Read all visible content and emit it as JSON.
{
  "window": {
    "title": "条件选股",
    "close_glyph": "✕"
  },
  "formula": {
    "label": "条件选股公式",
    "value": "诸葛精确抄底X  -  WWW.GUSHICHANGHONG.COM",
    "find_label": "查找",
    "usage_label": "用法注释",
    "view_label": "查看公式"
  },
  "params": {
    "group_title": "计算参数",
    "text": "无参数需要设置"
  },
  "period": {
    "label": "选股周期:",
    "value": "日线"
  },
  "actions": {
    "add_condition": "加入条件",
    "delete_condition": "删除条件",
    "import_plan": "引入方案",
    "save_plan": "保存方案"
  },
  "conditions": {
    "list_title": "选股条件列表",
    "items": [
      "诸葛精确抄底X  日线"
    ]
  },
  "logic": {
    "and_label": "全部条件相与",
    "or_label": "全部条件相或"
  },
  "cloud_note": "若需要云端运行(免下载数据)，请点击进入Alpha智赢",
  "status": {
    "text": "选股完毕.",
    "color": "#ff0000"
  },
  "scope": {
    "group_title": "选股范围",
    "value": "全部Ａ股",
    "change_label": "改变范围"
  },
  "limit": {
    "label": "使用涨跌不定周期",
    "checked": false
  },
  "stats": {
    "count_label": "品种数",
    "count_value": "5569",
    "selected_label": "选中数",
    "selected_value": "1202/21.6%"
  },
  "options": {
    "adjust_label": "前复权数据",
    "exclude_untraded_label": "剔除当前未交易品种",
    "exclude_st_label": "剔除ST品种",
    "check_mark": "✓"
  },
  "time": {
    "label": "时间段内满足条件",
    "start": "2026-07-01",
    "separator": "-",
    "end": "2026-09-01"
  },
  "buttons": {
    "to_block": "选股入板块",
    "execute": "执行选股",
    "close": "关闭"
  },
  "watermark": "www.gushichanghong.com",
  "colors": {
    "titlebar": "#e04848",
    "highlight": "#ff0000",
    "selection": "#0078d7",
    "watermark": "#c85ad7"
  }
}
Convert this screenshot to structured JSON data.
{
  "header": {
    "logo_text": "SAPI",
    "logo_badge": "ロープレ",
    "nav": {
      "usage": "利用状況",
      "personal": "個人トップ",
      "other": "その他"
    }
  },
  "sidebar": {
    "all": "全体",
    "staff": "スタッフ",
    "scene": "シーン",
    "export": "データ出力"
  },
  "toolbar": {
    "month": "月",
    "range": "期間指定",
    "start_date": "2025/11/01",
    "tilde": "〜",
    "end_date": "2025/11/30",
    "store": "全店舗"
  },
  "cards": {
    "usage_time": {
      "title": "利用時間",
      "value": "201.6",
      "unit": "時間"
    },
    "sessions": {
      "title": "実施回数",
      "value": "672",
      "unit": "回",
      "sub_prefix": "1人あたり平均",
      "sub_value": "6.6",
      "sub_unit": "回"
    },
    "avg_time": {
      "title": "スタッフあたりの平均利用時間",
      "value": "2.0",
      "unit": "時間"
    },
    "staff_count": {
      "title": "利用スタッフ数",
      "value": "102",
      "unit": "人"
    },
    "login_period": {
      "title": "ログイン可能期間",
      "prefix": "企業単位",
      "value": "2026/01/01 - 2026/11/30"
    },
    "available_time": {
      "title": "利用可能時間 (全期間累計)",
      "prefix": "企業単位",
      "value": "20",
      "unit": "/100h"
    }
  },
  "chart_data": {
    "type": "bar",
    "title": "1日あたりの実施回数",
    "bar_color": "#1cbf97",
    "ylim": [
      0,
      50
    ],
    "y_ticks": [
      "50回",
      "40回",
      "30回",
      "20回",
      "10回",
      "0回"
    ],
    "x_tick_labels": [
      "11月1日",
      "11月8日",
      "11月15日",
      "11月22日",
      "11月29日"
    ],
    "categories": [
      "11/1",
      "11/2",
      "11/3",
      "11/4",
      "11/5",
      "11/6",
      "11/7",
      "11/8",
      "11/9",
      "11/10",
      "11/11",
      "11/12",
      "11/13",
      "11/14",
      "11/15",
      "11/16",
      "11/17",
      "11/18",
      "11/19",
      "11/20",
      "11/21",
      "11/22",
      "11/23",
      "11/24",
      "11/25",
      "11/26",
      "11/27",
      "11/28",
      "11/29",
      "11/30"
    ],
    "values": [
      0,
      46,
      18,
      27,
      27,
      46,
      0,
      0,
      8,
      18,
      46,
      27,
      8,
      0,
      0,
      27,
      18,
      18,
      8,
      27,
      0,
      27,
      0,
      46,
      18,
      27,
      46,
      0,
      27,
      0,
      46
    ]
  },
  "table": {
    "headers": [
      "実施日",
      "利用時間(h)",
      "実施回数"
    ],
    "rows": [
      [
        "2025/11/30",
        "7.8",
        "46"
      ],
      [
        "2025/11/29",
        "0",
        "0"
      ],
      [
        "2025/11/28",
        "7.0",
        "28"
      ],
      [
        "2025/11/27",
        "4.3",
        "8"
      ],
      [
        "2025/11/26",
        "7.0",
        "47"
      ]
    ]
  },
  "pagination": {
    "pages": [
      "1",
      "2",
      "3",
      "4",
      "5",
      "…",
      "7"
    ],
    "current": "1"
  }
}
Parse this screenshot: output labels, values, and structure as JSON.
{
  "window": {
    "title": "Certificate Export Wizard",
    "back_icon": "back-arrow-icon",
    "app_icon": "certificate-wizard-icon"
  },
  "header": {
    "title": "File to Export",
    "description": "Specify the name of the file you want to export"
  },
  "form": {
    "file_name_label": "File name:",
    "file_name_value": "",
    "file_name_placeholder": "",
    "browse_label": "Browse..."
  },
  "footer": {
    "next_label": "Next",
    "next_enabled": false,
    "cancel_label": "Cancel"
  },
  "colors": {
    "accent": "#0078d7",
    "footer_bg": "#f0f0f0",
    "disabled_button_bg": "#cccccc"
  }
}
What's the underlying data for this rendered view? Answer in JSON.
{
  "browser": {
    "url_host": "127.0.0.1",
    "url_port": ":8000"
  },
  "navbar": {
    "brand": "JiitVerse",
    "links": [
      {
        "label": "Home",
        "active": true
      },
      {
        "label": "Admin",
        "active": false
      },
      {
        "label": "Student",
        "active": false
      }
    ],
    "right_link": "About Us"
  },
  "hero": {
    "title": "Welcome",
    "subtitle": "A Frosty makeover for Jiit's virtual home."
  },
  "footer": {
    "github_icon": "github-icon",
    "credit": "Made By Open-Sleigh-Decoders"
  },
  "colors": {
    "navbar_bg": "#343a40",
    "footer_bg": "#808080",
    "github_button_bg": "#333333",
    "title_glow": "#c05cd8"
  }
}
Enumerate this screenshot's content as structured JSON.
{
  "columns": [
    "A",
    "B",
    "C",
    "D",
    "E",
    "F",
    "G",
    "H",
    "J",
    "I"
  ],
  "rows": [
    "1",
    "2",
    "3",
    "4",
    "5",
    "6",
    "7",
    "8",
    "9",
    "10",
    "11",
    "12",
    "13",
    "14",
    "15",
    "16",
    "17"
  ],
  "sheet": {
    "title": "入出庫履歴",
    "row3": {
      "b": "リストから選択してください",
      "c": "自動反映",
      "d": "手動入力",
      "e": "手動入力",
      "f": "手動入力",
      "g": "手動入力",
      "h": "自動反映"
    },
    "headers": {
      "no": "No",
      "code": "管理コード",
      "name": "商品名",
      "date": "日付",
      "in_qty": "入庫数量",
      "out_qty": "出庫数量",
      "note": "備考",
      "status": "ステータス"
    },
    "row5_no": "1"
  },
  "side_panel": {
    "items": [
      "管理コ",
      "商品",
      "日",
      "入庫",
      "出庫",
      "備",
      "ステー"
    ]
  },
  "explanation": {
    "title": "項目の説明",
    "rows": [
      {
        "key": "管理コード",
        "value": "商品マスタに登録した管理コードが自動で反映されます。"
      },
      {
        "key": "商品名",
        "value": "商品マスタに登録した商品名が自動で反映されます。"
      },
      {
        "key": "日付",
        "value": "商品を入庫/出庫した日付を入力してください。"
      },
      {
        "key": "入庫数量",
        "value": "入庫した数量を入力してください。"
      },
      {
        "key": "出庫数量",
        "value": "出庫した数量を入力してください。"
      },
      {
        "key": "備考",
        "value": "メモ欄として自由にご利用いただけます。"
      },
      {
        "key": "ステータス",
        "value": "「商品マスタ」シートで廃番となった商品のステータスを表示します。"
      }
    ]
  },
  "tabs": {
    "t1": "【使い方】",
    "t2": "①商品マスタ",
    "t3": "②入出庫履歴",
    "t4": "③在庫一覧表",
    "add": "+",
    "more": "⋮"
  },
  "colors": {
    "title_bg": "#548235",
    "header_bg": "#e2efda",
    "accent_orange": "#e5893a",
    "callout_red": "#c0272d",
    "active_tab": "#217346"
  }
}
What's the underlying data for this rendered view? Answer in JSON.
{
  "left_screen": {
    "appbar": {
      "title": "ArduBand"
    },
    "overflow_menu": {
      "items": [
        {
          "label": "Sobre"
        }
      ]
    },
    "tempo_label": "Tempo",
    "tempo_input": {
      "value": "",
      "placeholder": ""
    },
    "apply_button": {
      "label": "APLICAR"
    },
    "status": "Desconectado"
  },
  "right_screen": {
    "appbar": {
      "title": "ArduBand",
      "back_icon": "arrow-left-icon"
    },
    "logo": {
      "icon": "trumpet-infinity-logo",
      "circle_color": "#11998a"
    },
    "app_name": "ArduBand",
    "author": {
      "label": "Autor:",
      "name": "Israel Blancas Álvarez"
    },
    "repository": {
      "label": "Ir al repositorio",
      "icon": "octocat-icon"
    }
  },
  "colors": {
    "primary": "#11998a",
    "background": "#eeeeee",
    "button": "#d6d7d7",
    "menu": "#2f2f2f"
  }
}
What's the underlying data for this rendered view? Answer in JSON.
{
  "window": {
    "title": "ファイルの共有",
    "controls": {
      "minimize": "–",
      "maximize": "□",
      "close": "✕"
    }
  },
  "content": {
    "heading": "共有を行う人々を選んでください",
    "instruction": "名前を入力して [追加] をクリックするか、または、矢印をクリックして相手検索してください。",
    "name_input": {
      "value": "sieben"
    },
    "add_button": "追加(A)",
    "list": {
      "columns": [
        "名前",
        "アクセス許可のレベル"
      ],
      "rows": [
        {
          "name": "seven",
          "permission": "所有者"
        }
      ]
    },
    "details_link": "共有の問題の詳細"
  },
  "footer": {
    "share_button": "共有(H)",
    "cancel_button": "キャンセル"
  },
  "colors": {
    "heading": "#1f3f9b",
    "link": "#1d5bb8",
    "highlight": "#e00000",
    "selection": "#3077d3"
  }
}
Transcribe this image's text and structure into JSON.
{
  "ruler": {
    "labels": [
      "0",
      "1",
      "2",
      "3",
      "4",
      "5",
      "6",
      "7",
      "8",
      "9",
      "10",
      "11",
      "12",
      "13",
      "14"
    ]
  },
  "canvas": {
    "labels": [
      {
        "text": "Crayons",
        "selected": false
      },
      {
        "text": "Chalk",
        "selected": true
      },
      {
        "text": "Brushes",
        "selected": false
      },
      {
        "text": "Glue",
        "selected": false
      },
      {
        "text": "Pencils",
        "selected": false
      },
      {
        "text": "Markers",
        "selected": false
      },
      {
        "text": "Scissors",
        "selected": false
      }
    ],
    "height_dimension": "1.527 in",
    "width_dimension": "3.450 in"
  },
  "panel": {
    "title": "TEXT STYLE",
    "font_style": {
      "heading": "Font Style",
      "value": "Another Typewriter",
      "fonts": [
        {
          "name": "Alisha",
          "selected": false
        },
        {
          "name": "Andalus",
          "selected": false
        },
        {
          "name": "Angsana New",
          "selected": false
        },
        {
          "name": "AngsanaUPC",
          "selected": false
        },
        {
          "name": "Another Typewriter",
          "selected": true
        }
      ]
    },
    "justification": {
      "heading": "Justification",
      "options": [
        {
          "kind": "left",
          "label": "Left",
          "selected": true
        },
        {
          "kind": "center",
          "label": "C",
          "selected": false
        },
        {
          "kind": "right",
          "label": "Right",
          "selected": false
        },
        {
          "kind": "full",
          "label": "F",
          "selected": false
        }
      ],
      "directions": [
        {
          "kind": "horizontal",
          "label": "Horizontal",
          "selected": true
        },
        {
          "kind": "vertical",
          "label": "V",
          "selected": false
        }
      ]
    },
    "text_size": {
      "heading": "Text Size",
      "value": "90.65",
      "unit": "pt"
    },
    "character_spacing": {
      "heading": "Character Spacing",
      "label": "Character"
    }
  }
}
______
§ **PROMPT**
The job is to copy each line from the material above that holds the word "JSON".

§ **SOLUTION TO THIS PROBLEM**
Read all visible content and emit it as JSON.
Convert this screenshot to structured JSON data.
Parse this screenshot: output labels, values, and structure as JSON.
What's the underlying data for this rendered view? Answer in JSON.
Enumerate this screenshot's content as structured JSON.
What's the underlying data for this rendered view? Answer in JSON.
What's the underlying data for this rendered view? Answer in JSON.
Transcribe this image's text and structure into JSON.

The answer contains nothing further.